The United States Senate moved Thursday to undo regulations from the Obama administration that would have forced internet service providers to seek customer permission before they could use or sell parts of their personal information. The Senate voted along party lines, 50–48, to eliminate the rules that were put in place this past October. The rules had not yet taken effect.

The rules would have required internet service providers to obtain customer approval before telling an advertiser what websites the user visited, the user’s health and financial information, the user’s physical location or what apps the user used. Under the rules, it is likely that many users would have not affirmatively given permission to internet service providers to use, share or sell this information.

The regulations met many challenges from Republicans and industry groups, who claimed that these rules were tougher than the requirements faced by digital-advertising entities.
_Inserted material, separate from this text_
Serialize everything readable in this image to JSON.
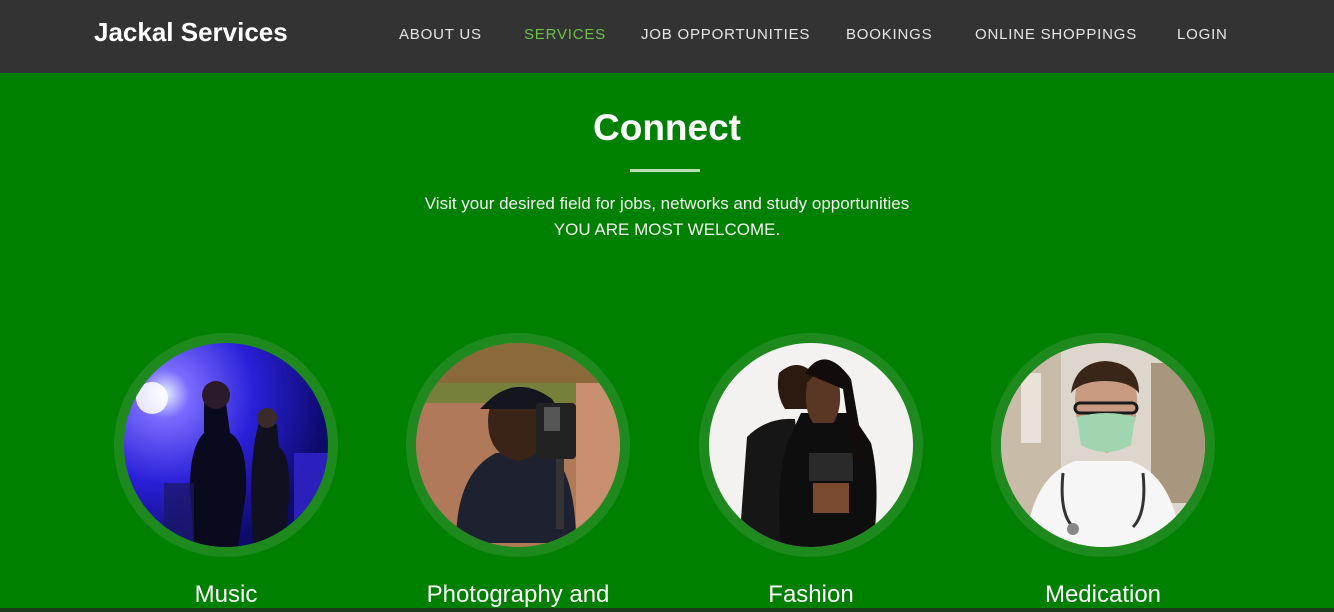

Such entities do not have to ask a user’s permission before tracking what sites the user visits. Many opponents to the regulations pointed to these discrepancies in voicing their concern. The current chairman of the Federal Communications Commission (FCC) and Trump-appointee, Ajit Pat, has said that privacy standards should be uniform for internet providers and internet companies.

Utilizing the Congressional Review Act, which permits lawmakers to undo regulations enacted in the last months of the previous administration with a majority vote, the Senate was able to pull back these regulations and avoid the Democrats’ filibuster power. Further, undoing this regulation means that a future FCC could not pass this privacy measure again.

The House of Representatives and President Trump must also approve rolling back the privacy rules.